Meniscal Tears

Pathophysiology

The meniscus is a C-shaped disc which cushions the knee and distributes weight evenly. Each knee has two menisci, one which sits at the outer edge of the knee and one at the inner edge.

There are two types of tear, degenerative or traumatic. A traumatic tear generally occurs from a twisting motion whilst the foot is planted and the knee is bent and is quite common in sports such as football. Degenerative tears are relatively common and can be found in 60% of the population aged over 65. Generally speaking degenerative tears are horizontal and traumatic tears are vertical.

Symptoms

  • Pain on the inside or outside of the knee along the tibiofemoral joint line
  • Clicking of the knee
  • Locking of the knee (inability to move the knee without use of hands)
  • Pain at end of range bending or straightening

Management

  • Activity modification
  • Ice or heat
  • Pain relief
  • Physiotherapy including range of movement exercises and a graded strengthening programme
  • Orthopaedic options- If traumatic with true locking may need further investigations. Generally conservative treatment for 3-6 months before considering onward referral.

Investigations

  • MRI if true locking with trauma

Helpful Documents

Exercises to try:

Meniscal

Wall Slide 

Leaning against a wall, step your feel out in front of you and place them hip width apart

Slowly bend your knees and slide down the wall

Push back up to starting position and repeat


squat

Squat

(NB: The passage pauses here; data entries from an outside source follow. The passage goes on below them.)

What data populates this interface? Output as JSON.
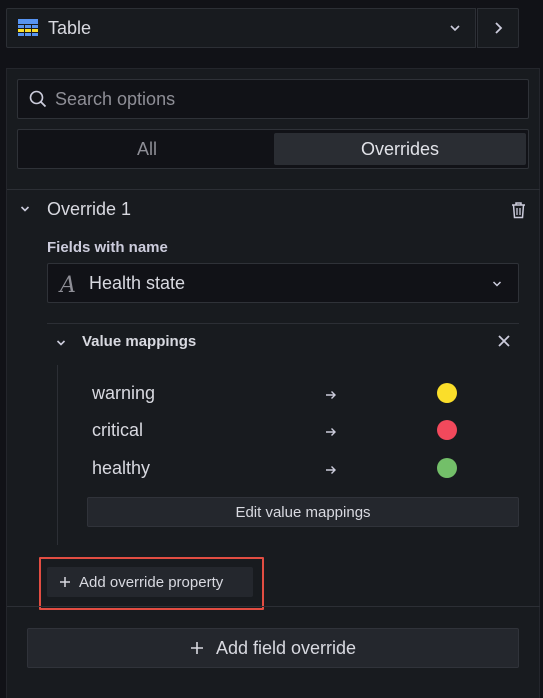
{
  "viz_picker": {
    "name": "Table",
    "icon": "table-icon"
  },
  "search": {
    "placeholder": "Search options",
    "value": ""
  },
  "tabs": [
    {
      "label": "All",
      "active": false
    },
    {
      "label": "Overrides",
      "active": true
    }
  ],
  "override": {
    "title": "Override 1",
    "matcher_label": "Fields with name",
    "matcher_value": "Health state",
    "property": {
      "title": "Value mappings",
      "mappings": [
        {
          "value": "warning",
          "color": "#fade2a"
        },
        {
          "value": "critical",
          "color": "#f2495c"
        },
        {
          "value": "healthy",
          "color": "#73bf69"
        }
      ],
      "edit_label": "Edit value mappings"
    },
    "add_property_label": "Add override property"
  },
  "add_field_override_label": "Add field override",
  "colors": {
    "highlight": "#e24d42",
    "background": "#111217",
    "panel": "#181b1f"
  }
}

Stand with your feet hip width apart

Slowly bend your knees, keeping your chest up and looking forwards 

Push back up to starting position and repeat

step

Step Up

Standing at your bottom step, holding on to the handrail

Step onto the bottom step with one leg and push up with the opposite leg 

Step back down and repeat

close
Select font size
Site colour